+++ Source records +++
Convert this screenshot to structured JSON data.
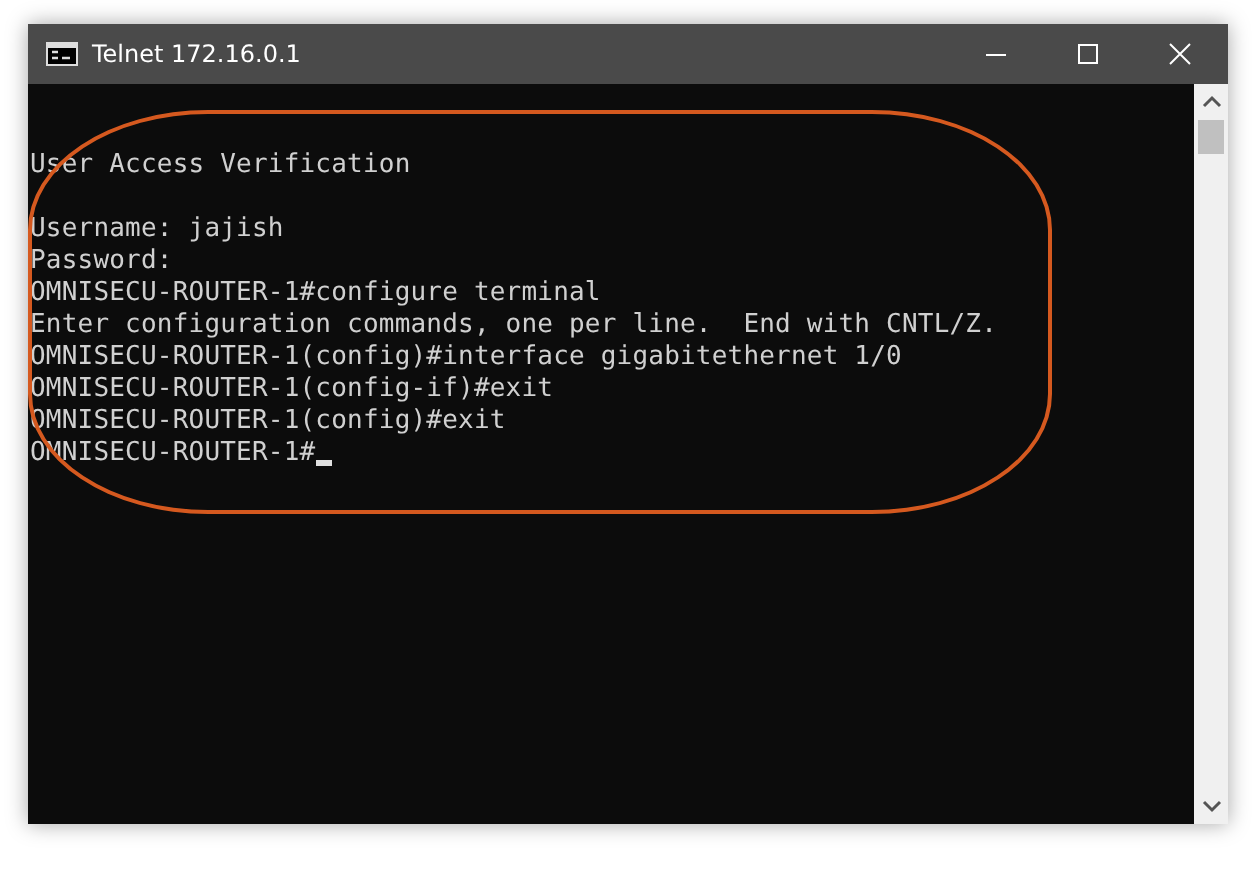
{
  "window": {
    "title": "Telnet 172.16.0.1"
  },
  "terminal": {
    "blocks": [
      [
        "User Access Verification"
      ],
      [
        "Username: jajish",
        "Password:",
        "OMNISECU-ROUTER-1#configure terminal",
        "Enter configuration commands, one per line.  End with CNTL/Z.",
        "OMNISECU-ROUTER-1(config)#interface gigabitethernet 1/0",
        "OMNISECU-ROUTER-1(config-if)#exit",
        "OMNISECU-ROUTER-1(config)#exit",
        "OMNISECU-ROUTER-1#"
      ]
    ],
    "cursor": true
  }
}
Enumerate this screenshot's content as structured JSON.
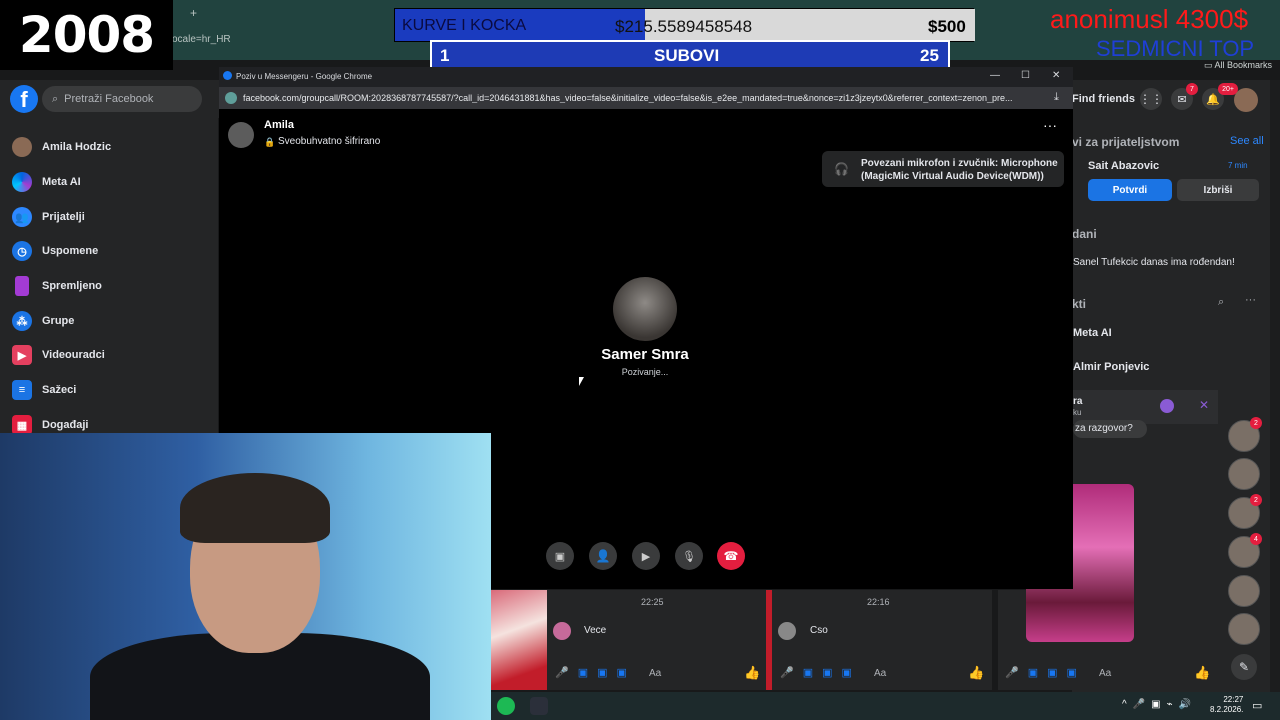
{
  "overlay": {
    "year": "2008",
    "score_name": "KURVE I KOCKA",
    "score_value": "$215.5589458548",
    "score_amount": "$500",
    "score_left": "1",
    "score_center": "SUBOVI",
    "score_right": "25",
    "red_text": "anonimusl 4300$",
    "blue_text": "SEDMICNI TOP"
  },
  "browser_bg": {
    "url_fragment": "ocale=hr_HR",
    "bookmarks_label": "All Bookmarks",
    "new_tab": "+"
  },
  "popup": {
    "title": "Poziv u Messengeru - Google Chrome",
    "url": "facebook.com/groupcall/ROOM:2028368787745587/?call_id=2046431881&has_video=false&initialize_video=false&is_e2ee_mandated=true&nonce=zi1z3jzeytx0&referrer_context=zenon_pre...",
    "call_title": "Amila",
    "encryption": "Sveobuhvatno šifrirano",
    "toast": "Povezani mikrofon i zvučnik: Microphone (MagicMic Virtual Audio Device(WDM))",
    "callee_name": "Samer Smra",
    "callee_status": "Pozivanje..."
  },
  "fb": {
    "search_placeholder": "Pretraži Facebook",
    "find_friends": "Find friends",
    "messenger_badge": "7",
    "notif_badge": "20+",
    "left_nav": [
      {
        "label": "Amila Hodzic",
        "icon": "avatar"
      },
      {
        "label": "Meta AI",
        "icon": "meta-ai-icon"
      },
      {
        "label": "Prijatelji",
        "icon": "friends-icon"
      },
      {
        "label": "Uspomene",
        "icon": "memories-icon"
      },
      {
        "label": "Spremljeno",
        "icon": "saved-icon"
      },
      {
        "label": "Grupe",
        "icon": "groups-icon"
      },
      {
        "label": "Videouradci",
        "icon": "video-icon"
      },
      {
        "label": "Sažeci",
        "icon": "feeds-icon"
      },
      {
        "label": "Događaji",
        "icon": "events-icon"
      }
    ],
    "right": {
      "friend_requests_title": "vi za prijateljstvom",
      "see_all": "See all",
      "requester": "Sait Abazovic",
      "request_time": "7 min",
      "confirm": "Potvrdi",
      "delete": "Izbriši",
      "birthdays_title": "dani",
      "birthday_text": "Sanel Tufekcic danas ima rođendan!",
      "contacts_title": "kti",
      "contacts": [
        "Meta AI",
        "Almir Ponjevic"
      ],
      "chat_preview_name": "ra",
      "chat_preview_sub": "ku",
      "chat_preview_msg": "za razgovor?"
    },
    "chatheads_badges": [
      "2",
      "2",
      "4"
    ]
  },
  "chats": [
    {
      "time": "22:25",
      "message": "Vece",
      "input": "Aa"
    },
    {
      "time": "22:16",
      "message": "Cso",
      "input": "Aa"
    },
    {
      "time": "",
      "message": "",
      "input": "Aa"
    }
  ],
  "taskbar": {
    "time": "22:27",
    "date": "8.2.2026."
  }
}
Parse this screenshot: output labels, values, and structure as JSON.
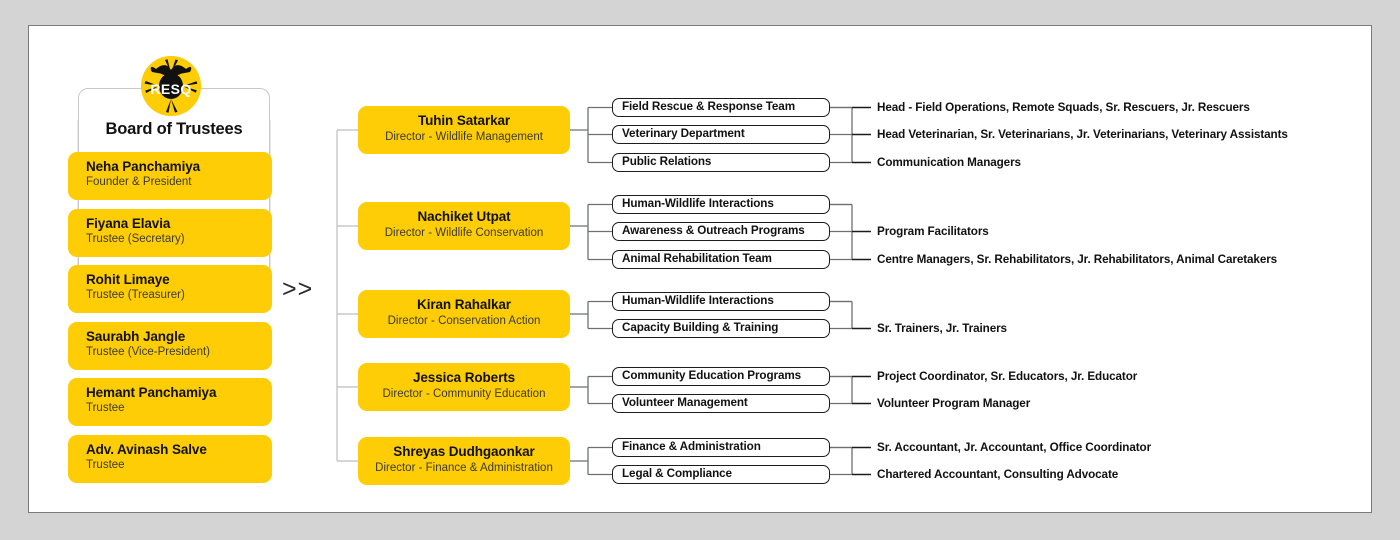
{
  "theme": {
    "page_background": "#d4d4d4",
    "card_background": "#ffffff",
    "accent_yellow": "#FFCD05",
    "text_dark": "#111111",
    "text_muted": "#3a3a3a",
    "line": "#b9b9b9"
  },
  "logo": {
    "name": "resq-logo",
    "wordmark": "RESQ"
  },
  "board": {
    "title": "Board of Trustees",
    "members": [
      {
        "name": "Neha Panchamiya",
        "role": "Founder & President"
      },
      {
        "name": "Fiyana Elavia",
        "role": "Trustee (Secretary)"
      },
      {
        "name": "Rohit Limaye",
        "role": "Trustee (Treasurer)"
      },
      {
        "name": "Saurabh Jangle",
        "role": "Trustee (Vice-President)"
      },
      {
        "name": "Hemant Panchamiya",
        "role": "Trustee"
      },
      {
        "name": "Adv. Avinash Salve",
        "role": "Trustee"
      }
    ]
  },
  "divider": {
    "chevrons": ">>"
  },
  "directors": [
    {
      "name": "Tuhin Satarkar",
      "role": "Director - Wildlife Management",
      "departments": [
        {
          "label": "Field Rescue & Response Team",
          "roles": "Head - Field Operations, Remote Squads, Sr. Rescuers, Jr. Rescuers"
        },
        {
          "label": "Veterinary Department",
          "roles": "Head Veterinarian, Sr. Veterinarians, Jr. Veterinarians, Veterinary Assistants"
        },
        {
          "label": "Public Relations",
          "roles": "Communication Managers"
        }
      ]
    },
    {
      "name": "Nachiket Utpat",
      "role": "Director - Wildlife Conservation",
      "departments": [
        {
          "label": "Human-Wildlife Interactions",
          "roles": ""
        },
        {
          "label": "Awareness & Outreach Programs",
          "roles": "Program Facilitators"
        },
        {
          "label": "Animal Rehabilitation Team",
          "roles": "Centre Managers, Sr. Rehabilitators, Jr. Rehabilitators, Animal Caretakers"
        }
      ]
    },
    {
      "name": "Kiran Rahalkar",
      "role": "Director - Conservation Action",
      "departments": [
        {
          "label": "Human-Wildlife Interactions",
          "roles": ""
        },
        {
          "label": "Capacity Building & Training",
          "roles": "Sr. Trainers, Jr. Trainers"
        }
      ]
    },
    {
      "name": "Jessica Roberts",
      "role": "Director - Community Education",
      "departments": [
        {
          "label": "Community Education Programs",
          "roles": "Project Coordinator, Sr. Educators, Jr. Educator"
        },
        {
          "label": "Volunteer Management",
          "roles": "Volunteer Program Manager"
        }
      ]
    },
    {
      "name": "Shreyas Dudhgaonkar",
      "role": "Director - Finance & Administration",
      "departments": [
        {
          "label": "Finance & Administration",
          "roles": "Sr. Accountant, Jr. Accountant, Office Coordinator"
        },
        {
          "label": "Legal & Compliance",
          "roles": "Chartered Accountant, Consulting Advocate"
        }
      ]
    }
  ]
}
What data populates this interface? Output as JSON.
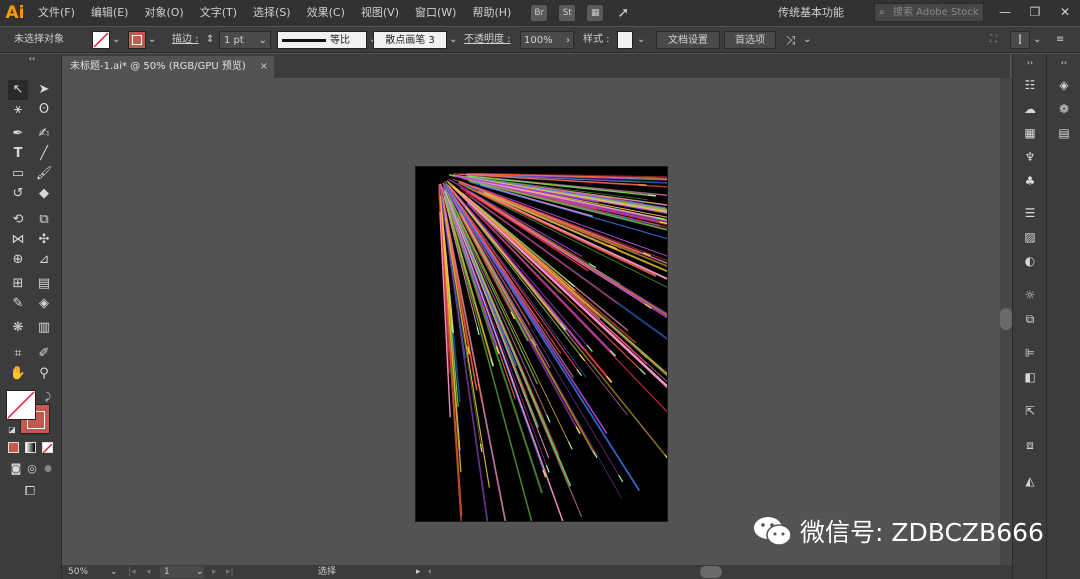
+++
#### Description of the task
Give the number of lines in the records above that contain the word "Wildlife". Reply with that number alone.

#### Response
4